Antonio, Texas, Police Department Helicopter Stories, a Memoir,
"Dashing to a police helicopter, quickly firing it up, and responding to an
emergency call with, Foxtrot, were on the way! was a dream realized. True
stories - real life drama! - of Foxtrot, the San Antonio, Texas, Police
Department aviation unit formed in the 1970s, today called Blue Eagle... Between
1975 and 1981, the author, a police officer and commercial pilot, helped pioneer
the use of helicopters in law enforcement. There were few universal procedures.
Flight crews raced to intercept high speed chases, searched for homicide
victims, and engaged in a few shenanigans. Read these actual accounts and
more... The Day I Bombed Salado Creek - The Body That Didnt Get Away - The
Night the Lights Went Out - Sex and the Single Helicopter Pilot - The Dream That
Went Bad - The Angry Go-Away Arm - The Shot Not Heard Round the World! Learn
about early leaders in Sgt. Jarkes Final Chapter, and Cedar Posts & Sardines.
Dangers are spotlighted in Today Isnt a Good Weather Day, and What Was That
Noise? Sum it all up with Burglar on the Roof, Joy in the Heart!"
According to the book description of A Cop's Prison Letters to Cloudcroft:
...Pieces of the Puzzle, and more..., "Sixty-three year old police
officer to spend a year in Santa Fe, New Mexico, Maximum Security prison! A
pregnant woman was murdered; his deputy sheriff partner and friend shot and
killed; a little three year old girl, used as a shield by the assailant, was

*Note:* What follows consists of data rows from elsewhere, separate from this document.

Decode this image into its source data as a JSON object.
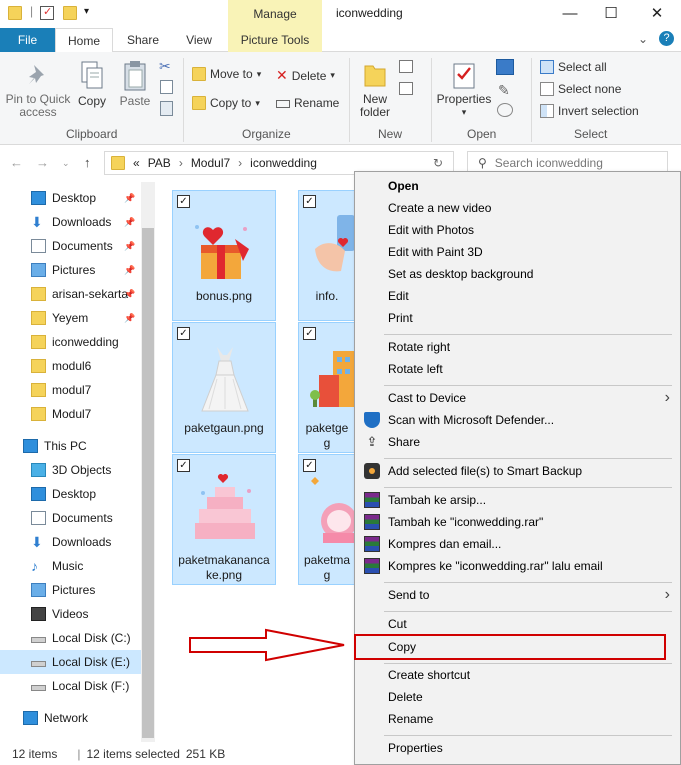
{
  "window": {
    "title": "iconwedding",
    "manage_label": "Manage",
    "minimize": "—",
    "maximize": "☐",
    "close": "✕"
  },
  "ribbon_tabs": {
    "file": "File",
    "home": "Home",
    "share": "Share",
    "view": "View",
    "picture_tools": "Picture Tools",
    "chevron": "⌄",
    "help": "?"
  },
  "clipboard": {
    "pin": "Pin to Quick access",
    "copy": "Copy",
    "paste": "Paste",
    "label": "Clipboard"
  },
  "organize": {
    "move_to": "Move to",
    "copy_to": "Copy to",
    "delete": "Delete",
    "rename": "Rename",
    "label": "Organize"
  },
  "new": {
    "new_folder": "New folder",
    "label": "New"
  },
  "open": {
    "properties": "Properties",
    "label": "Open"
  },
  "select": {
    "all": "Select all",
    "none": "Select none",
    "invert": "Invert selection",
    "label": "Select"
  },
  "address": {
    "prefix": "«",
    "parts": [
      "PAB",
      "Modul7",
      "iconwedding"
    ],
    "search_placeholder": "Search iconwedding"
  },
  "nav": {
    "quick_access": [
      {
        "label": "Desktop",
        "pinned": true
      },
      {
        "label": "Downloads",
        "pinned": true
      },
      {
        "label": "Documents",
        "pinned": true
      },
      {
        "label": "Pictures",
        "pinned": true
      },
      {
        "label": "arisan-sekarta",
        "pinned": true
      },
      {
        "label": "Yeyem",
        "pinned": true
      },
      {
        "label": "iconwedding",
        "pinned": false
      },
      {
        "label": "modul6",
        "pinned": false
      },
      {
        "label": "modul7",
        "pinned": false
      },
      {
        "label": "Modul7",
        "pinned": false
      }
    ],
    "this_pc": "This PC",
    "pc_items": [
      "3D Objects",
      "Desktop",
      "Documents",
      "Downloads",
      "Music",
      "Pictures",
      "Videos",
      "Local Disk (C:)",
      "Local Disk (E:)",
      "Local Disk (F:)"
    ],
    "network": "Network"
  },
  "files": [
    {
      "name": "bonus.png"
    },
    {
      "name": "info."
    },
    {
      "name": "paketgaun.png"
    },
    {
      "name": "paketge",
      "name2": "g"
    },
    {
      "name": "paketmakananca",
      "name2": "ke.png"
    },
    {
      "name": "paketma",
      "name2": "g"
    }
  ],
  "status": {
    "items": "12 items",
    "selected": "12 items selected",
    "size": "251 KB"
  },
  "context_menu": {
    "open": "Open",
    "create_video": "Create a new video",
    "edit_photos": "Edit with Photos",
    "edit_paint3d": "Edit with Paint 3D",
    "set_bg": "Set as desktop background",
    "edit": "Edit",
    "print": "Print",
    "rotate_right": "Rotate right",
    "rotate_left": "Rotate left",
    "cast": "Cast to Device",
    "defender": "Scan with Microsoft Defender...",
    "share": "Share",
    "smart_backup": "Add selected file(s) to Smart Backup",
    "arsip": "Tambah ke arsip...",
    "tambah_rar": "Tambah ke \"iconwedding.rar\"",
    "kompres_email": "Kompres dan email...",
    "kompres_rar_email": "Kompres ke \"iconwedding.rar\" lalu email",
    "send_to": "Send to",
    "cut": "Cut",
    "copy": "Copy",
    "create_shortcut": "Create shortcut",
    "delete": "Delete",
    "rename": "Rename",
    "properties": "Properties"
  },
  "colors": {
    "accent": "#1a7fb8",
    "selection": "#cce8ff",
    "highlight_box": "#d00000",
    "manage": "#f9f3b7"
  }
}
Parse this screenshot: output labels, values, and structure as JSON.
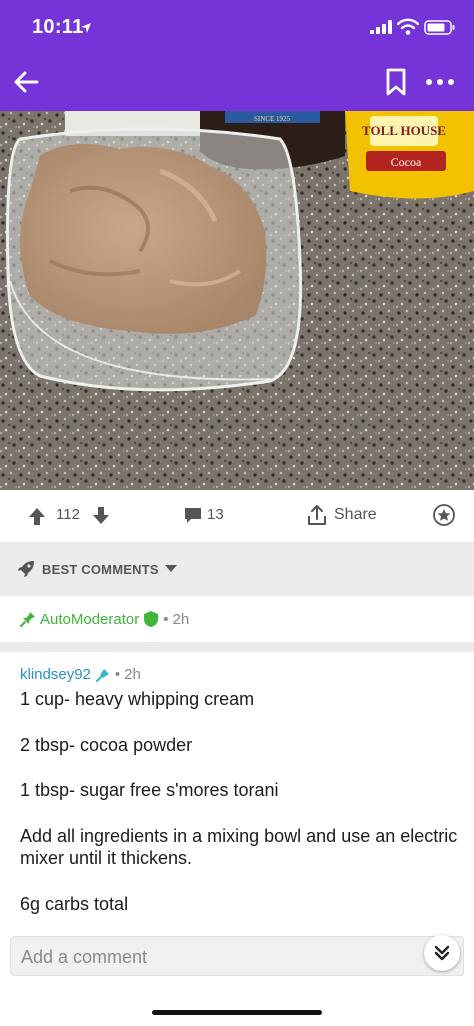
{
  "status_bar": {
    "time": "10:11"
  },
  "colors": {
    "header": "#7434d8",
    "upvote": "#555555",
    "mod_green": "#3fb53a",
    "username_blue": "#2b91c9",
    "muted": "#888888"
  },
  "nav": {
    "back_icon": "arrow-left-icon",
    "bookmark_icon": "bookmark-icon",
    "more_icon": "more-dots-icon"
  },
  "post": {
    "image_alt_labels": {
      "can_brand": "TOLL HOUSE",
      "can_label": "Cocoa",
      "jar_label": "SINCE 1925"
    },
    "score": "112",
    "comment_count": "13",
    "share_label": "Share"
  },
  "comments_sort": {
    "label": "BEST COMMENTS"
  },
  "automod": {
    "name": "AutoModerator",
    "separator": "•",
    "age": "2h"
  },
  "comment": {
    "author": "klindsey92",
    "separator": "•",
    "age": "2h",
    "lines": [
      "1 cup- heavy whipping cream",
      "2 tbsp- cocoa powder",
      "1 tbsp- sugar free s'mores torani",
      "Add all ingredients in a mixing bowl and use an electric mixer until it thickens.",
      "6g carbs total"
    ]
  },
  "reply": {
    "placeholder": "Add a comment"
  }
}
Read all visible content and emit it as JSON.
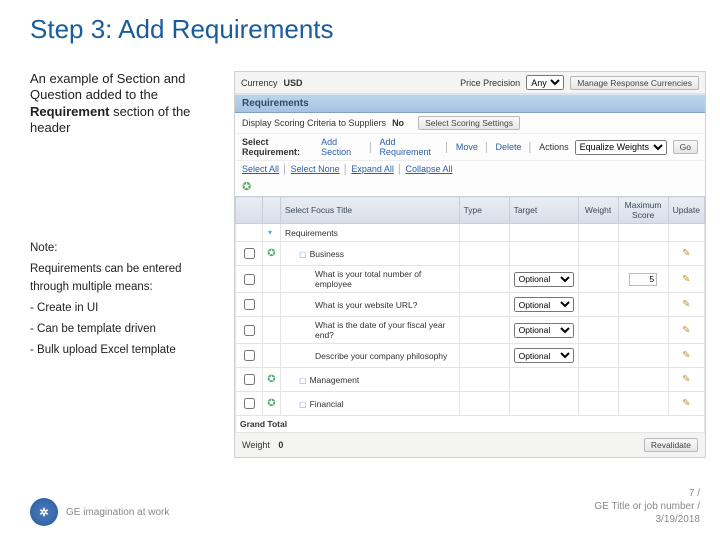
{
  "slide": {
    "title": "Step 3: Add Requirements",
    "intro_plain1": "An example of Section and Question added to the ",
    "intro_bold": "Requirement",
    "intro_plain2": " section of the header",
    "note_heading": "Note:",
    "note_line1": "Requirements can be entered through multiple means:",
    "note_b1": "- Create in UI",
    "note_b2": "- Can be template driven",
    "note_b3": "- Bulk upload Excel template"
  },
  "app": {
    "currency_label": "Currency",
    "currency_value": "USD",
    "price_precision_label": "Price Precision",
    "price_precision_value": "Any",
    "manage_currencies_btn": "Manage Response Currencies",
    "section_header": "Requirements",
    "display_scoring_label": "Display Scoring Criteria to Suppliers",
    "display_scoring_value": "No",
    "select_scoring_btn": "Select Scoring Settings",
    "select_requirement_label": "Select Requirement:",
    "add_section": "Add Section",
    "add_requirement": "Add Requirement",
    "move": "Move",
    "delete": "Delete",
    "actions_label": "Actions",
    "actions_value": "Equalize Weights",
    "go_btn": "Go",
    "expand_all": "Expand All",
    "collapse_all": "Collapse All",
    "select_all": "Select All",
    "select_none": "Select None",
    "cols": {
      "title": "Select Focus Title",
      "type": "Type",
      "target": "Target",
      "weight": "Weight",
      "mscore": "Maximum Score",
      "update": "Update"
    },
    "tgt_optional": "Optional",
    "rows": {
      "r_root": "Requirements",
      "r_business": "Business",
      "r_q1": "What is your total number of employee",
      "r_q2": "What is your website URL?",
      "r_q3": "What is the date of your fiscal year end?",
      "r_q4": "Describe your company philosophy",
      "r_mgmt": "Management",
      "r_fin": "Financial"
    },
    "mscore_val": "5",
    "grand_total": "Grand Total",
    "weight_label": "Weight",
    "weight_val": "0",
    "revalidate_btn": "Revalidate"
  },
  "footer": {
    "tagline": "GE imagination at work",
    "page": "7 /",
    "line2": "GE Title or job number /",
    "date": "3/19/2018"
  }
}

wounded; the author was ambushed in the dark from four feet away, grazed by a
.357 Magnum bullet! Yet he was sentenced to a year in New Mexico's toughest
prison... While there he received the overwhelming support of his hometown, the

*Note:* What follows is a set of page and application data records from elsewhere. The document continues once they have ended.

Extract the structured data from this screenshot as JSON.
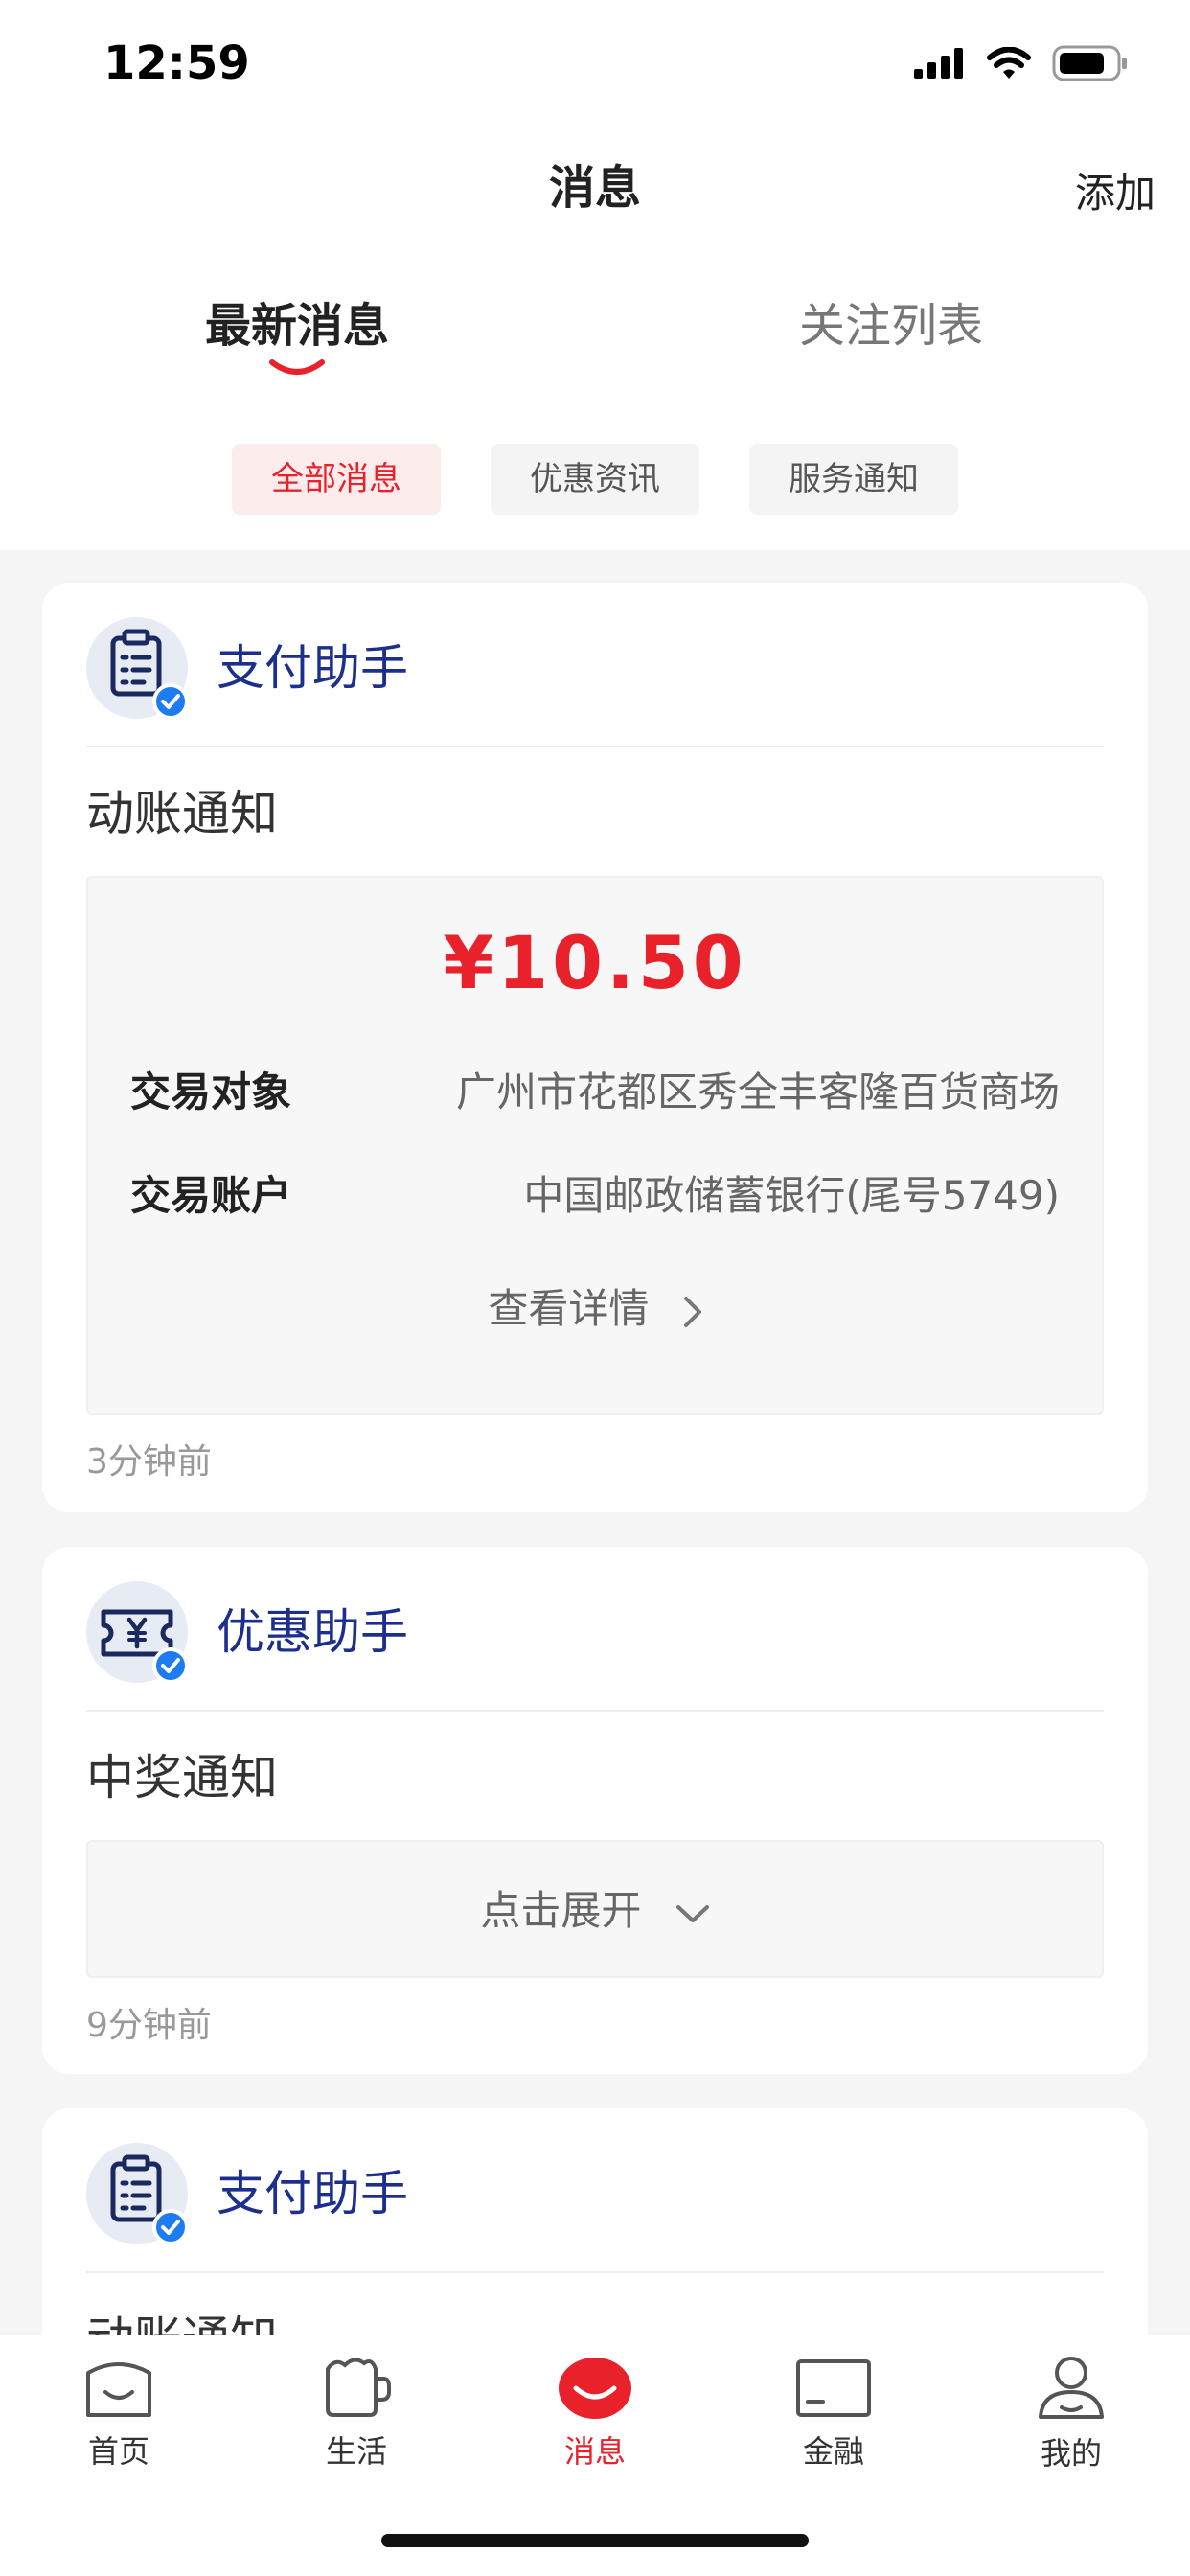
{
  "status_bar": {
    "time": "12:59"
  },
  "nav": {
    "title": "消息",
    "add_label": "添加"
  },
  "main_tabs": [
    {
      "label": "最新消息",
      "active": true
    },
    {
      "label": "关注列表",
      "active": false
    }
  ],
  "filters": [
    {
      "label": "全部消息",
      "active": true
    },
    {
      "label": "优惠资讯",
      "active": false
    },
    {
      "label": "服务通知",
      "active": false
    }
  ],
  "messages": [
    {
      "sender": "支付助手",
      "icon": "clipboard-list-icon",
      "subject": "动账通知",
      "amount": "¥10.50",
      "fields": [
        {
          "label": "交易对象",
          "value": "广州市花都区秀全丰客隆百货商场"
        },
        {
          "label": "交易账户",
          "value": "中国邮政储蓄银行(尾号5749)"
        }
      ],
      "detail_label": "查看详情",
      "time": "3分钟前"
    },
    {
      "sender": "优惠助手",
      "icon": "coupon-yen-icon",
      "subject": "中奖通知",
      "expand_label": "点击展开",
      "time": "9分钟前"
    },
    {
      "sender": "支付助手",
      "icon": "clipboard-list-icon",
      "subject": "动账通知"
    }
  ],
  "tabbar": [
    {
      "label": "首页",
      "icon": "home-icon",
      "active": false
    },
    {
      "label": "生活",
      "icon": "cup-icon",
      "active": false
    },
    {
      "label": "消息",
      "icon": "message-smile-icon",
      "active": true
    },
    {
      "label": "金融",
      "icon": "card-icon",
      "active": false
    },
    {
      "label": "我的",
      "icon": "profile-icon",
      "active": false
    }
  ],
  "colors": {
    "accent_red": "#e8212b",
    "sender_blue": "#1c2f8c",
    "verified_blue": "#1e7cf2"
  }
}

mountain village and resort community of Cloudcroft, New Mexico. Receiving as
many as 20 letters a day from home and all over the United States, he searches
for, and finds, a way to answer them...a newspaper column in his hometown paper,
The Mountain Monthly. Read the personal letters that kept him in touch and
helped him survive!"